            With a constant influx of upsetting news, we may be tempted to avoid information and follow our ‘want preferences’ (i.e. continue socializing). In my work, I've found that people at times avoid information they should receive in order to do what they intuitively want to do. But if people have this information, they are less likely to act on these temptations.

            3. If you're starting a new goal, make it fun

            If you want to start cooking, FaceTime with a friend while doing so or play music related to the cuisine you are making. If you enjoy the process more, it will help you stick with your new goal for longer. 

            4. Make a schedule for yourself and categorize your activities to help you feel greater progress 

            When far from our goals, categorizing activities into buckets of what is done and what is remaining can help motivate us to feel like we are closer to achieving our goal. You can use this strategy to help motivate yourself to continue work or chores when you feel far from your end goal.

            5. Focus on the process rather than the outcome 

            Many people are discouraged because they aren't as productive as they typically are, given the need to stay home and care for family members.
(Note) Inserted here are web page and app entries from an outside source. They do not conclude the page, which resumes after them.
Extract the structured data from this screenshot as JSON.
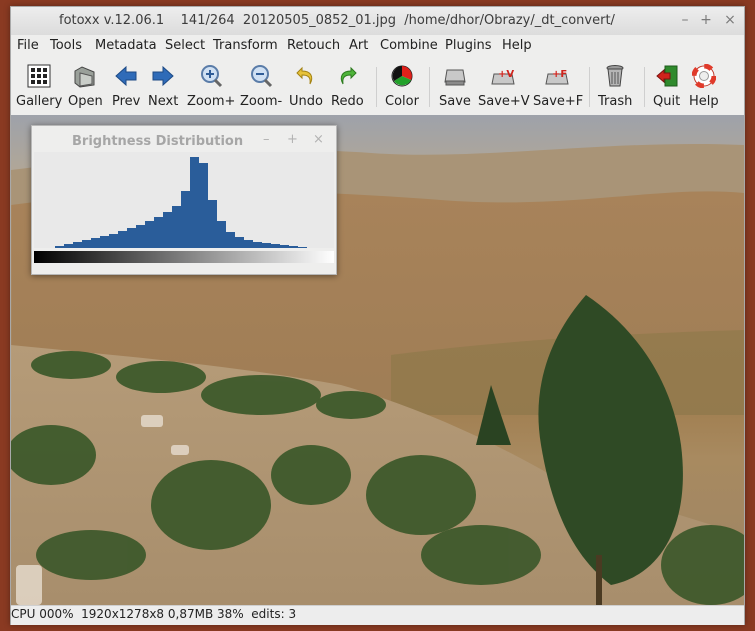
{
  "window": {
    "title": "fotoxx v.12.06.1    141/264  20120505_0852_01.jpg  /home/dhor/Obrazy/_dt_convert/"
  },
  "menu": [
    "File",
    "Tools",
    "Metadata",
    "Select",
    "Transform",
    "Retouch",
    "Art",
    "Combine",
    "Plugins",
    "Help"
  ],
  "toolbar": [
    {
      "label": "Gallery",
      "icon": "gallery-icon"
    },
    {
      "label": "Open",
      "icon": "open-icon"
    },
    {
      "label": "Prev",
      "icon": "prev-arrow-icon"
    },
    {
      "label": "Next",
      "icon": "next-arrow-icon"
    },
    {
      "label": "Zoom+",
      "icon": "zoom-in-icon"
    },
    {
      "label": "Zoom-",
      "icon": "zoom-out-icon"
    },
    {
      "label": "Undo",
      "icon": "undo-icon"
    },
    {
      "label": "Redo",
      "icon": "redo-icon"
    },
    {
      "label": "Color",
      "icon": "color-wheel-icon"
    },
    {
      "label": "Save",
      "icon": "save-icon"
    },
    {
      "label": "Save+V",
      "icon": "save-version-icon"
    },
    {
      "label": "Save+F",
      "icon": "save-file-icon"
    },
    {
      "label": "Trash",
      "icon": "trash-icon"
    },
    {
      "label": "Quit",
      "icon": "quit-icon"
    },
    {
      "label": "Help",
      "icon": "help-lifebuoy-icon"
    }
  ],
  "histogram": {
    "title": "Brightness Distribution",
    "bar_color": "#2a5d9a"
  },
  "status": {
    "text": "CPU 000%  1920x1278x8 0,87MB 38%  edits: 3"
  }
}
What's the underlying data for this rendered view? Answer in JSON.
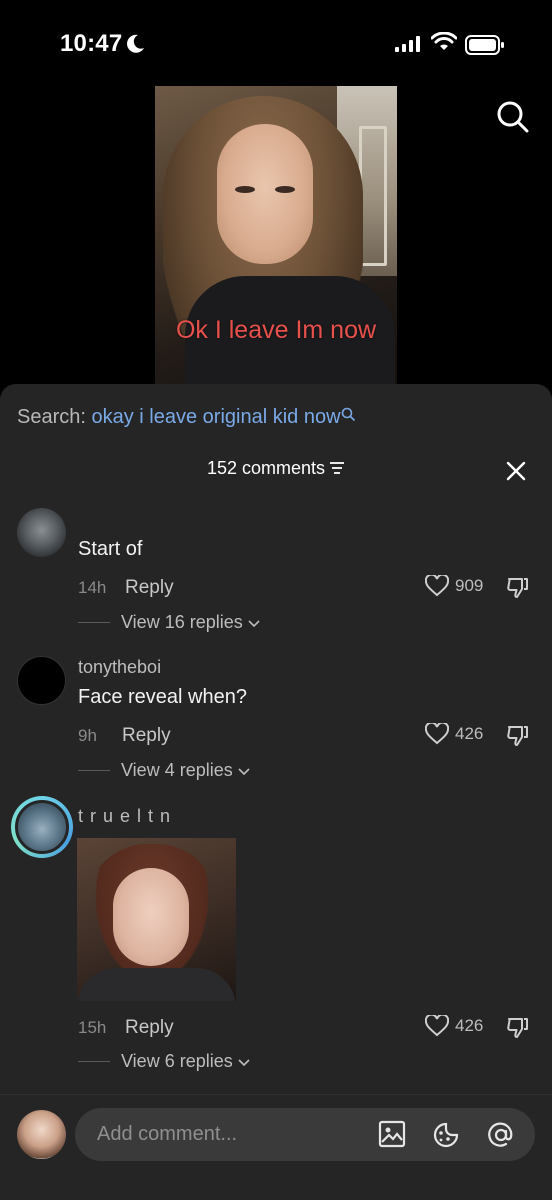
{
  "status_bar": {
    "time": "10:47"
  },
  "video": {
    "caption": "Ok I leave Im now"
  },
  "search": {
    "label": "Search: ",
    "query": "okay i leave original kid now"
  },
  "comments_header": {
    "count_label": "152 comments"
  },
  "comments": [
    {
      "username": "",
      "text": "Start of",
      "age": "14h",
      "reply_label": "Reply",
      "likes": "909",
      "view_replies": "View 16 replies"
    },
    {
      "username": "tonytheboi",
      "text": "Face reveal when?",
      "age": "9h",
      "reply_label": "Reply",
      "likes": "426",
      "view_replies": "View 4 replies"
    },
    {
      "username": "t r u e l t n",
      "text": "",
      "age": "15h",
      "reply_label": "Reply",
      "likes": "426",
      "view_replies": "View 6 replies"
    }
  ],
  "composer": {
    "placeholder": "Add comment..."
  },
  "colors": {
    "accent_link": "#7aa9e8",
    "caption_red": "#e8504c",
    "sheet_bg": "#252525"
  },
  "icons": [
    "moon-icon",
    "signal-icon",
    "wifi-icon",
    "battery-icon",
    "search-icon",
    "filter-icon",
    "close-icon",
    "heart-icon",
    "dislike-icon",
    "chevron-down-icon",
    "image-icon",
    "emoji-icon",
    "at-icon"
  ]
}
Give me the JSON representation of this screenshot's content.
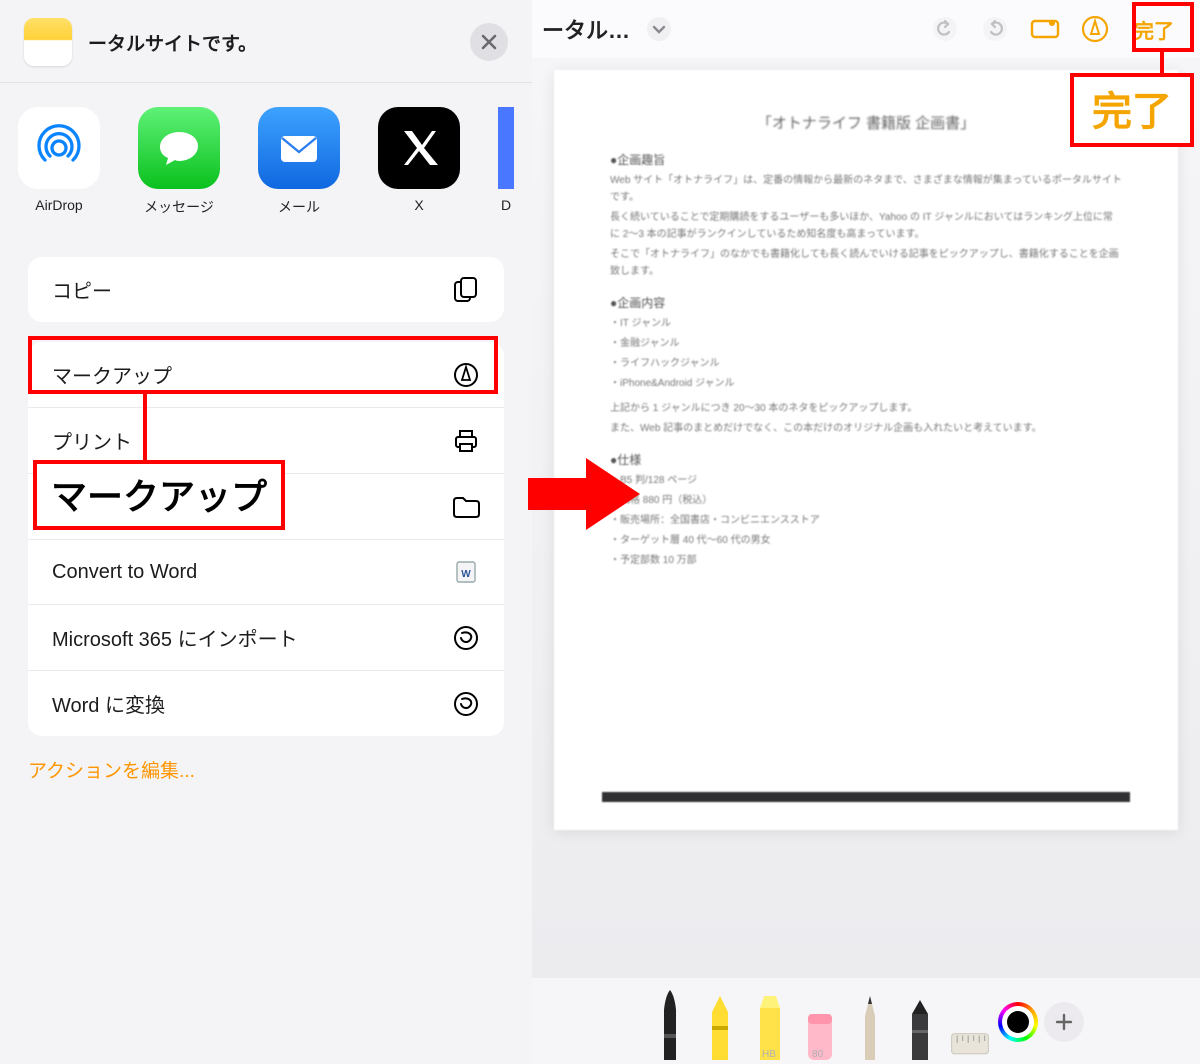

If you are able to work, rather than focusing on the outcome you're aiming for, think about parts of the process that you enjoy which can help you stay engaged in motivated at work.

            MBA Jobs Market Suffers From Coronavirus Crisis

            April 2 Roundup


            MBA Jobs Suffer Impact Of Coronavirus

            Coronavirus is negatively impacting the jobs prospects of current MBA students, according to a leaked document obtained by Poets&Quants. The document, from the careers office of a top US b-school, explains that out of 116 major companies 40 have already reported a hiring freeze or cancelled or rescinded internship and job offers.

            Students who are considering careers in transport, hospitality, or the sports industry, in particular, face the toughest recruitment challenge. Companies reported as cancelling or freezing hiring for jobs and internships include: AB InBev, Adobe, Visa, Wipro, Facebook, LEK Consulting, and Johnson & Johnson.

            Read more about the jobs available to MBA graduates.


            2020 MBA Application Deadlines Extended

            Business schools are extending 2020 MBA application deadlines to give you more flexibility during the coronavirus pandemic. Check out our list of the latest MBA application deadlines for the world’s top b-schools.


            Zoom With Pets: Cornell Johnson students share cute dogs pics

            Sage Socials are a longstanding and long-cherished tradition at Cornell Johnson: Every Thursday evening, the Dyson Atrium at Sage Hall transforms from café and study seating to a place for food, drink, networking, and programming that highlights Johnson students’ talents. Now, Johnson MBAs are doing it virtually instead, taking part in a Meet My Pet hangout session in the latest social meetup.


            NUS Business School extends app deadline

            The National University of Singapore will now continue to accept applications to its full-time MBA through to April 15 and test scores through to May 10. ‘We would like to ensure that every candidate who wishes to apply for the August 2020 intake may continue to do so during this challenging period,’ the school says.

            Applications received by 15 April will be reviewed and you will be notified if you have been shortlisted for an interview latest by 30 April. Application reviews and decisions will be made on a rolling basis, and final admissions offers can only be made to selected candidates who have submitted completed applications, including their test scores.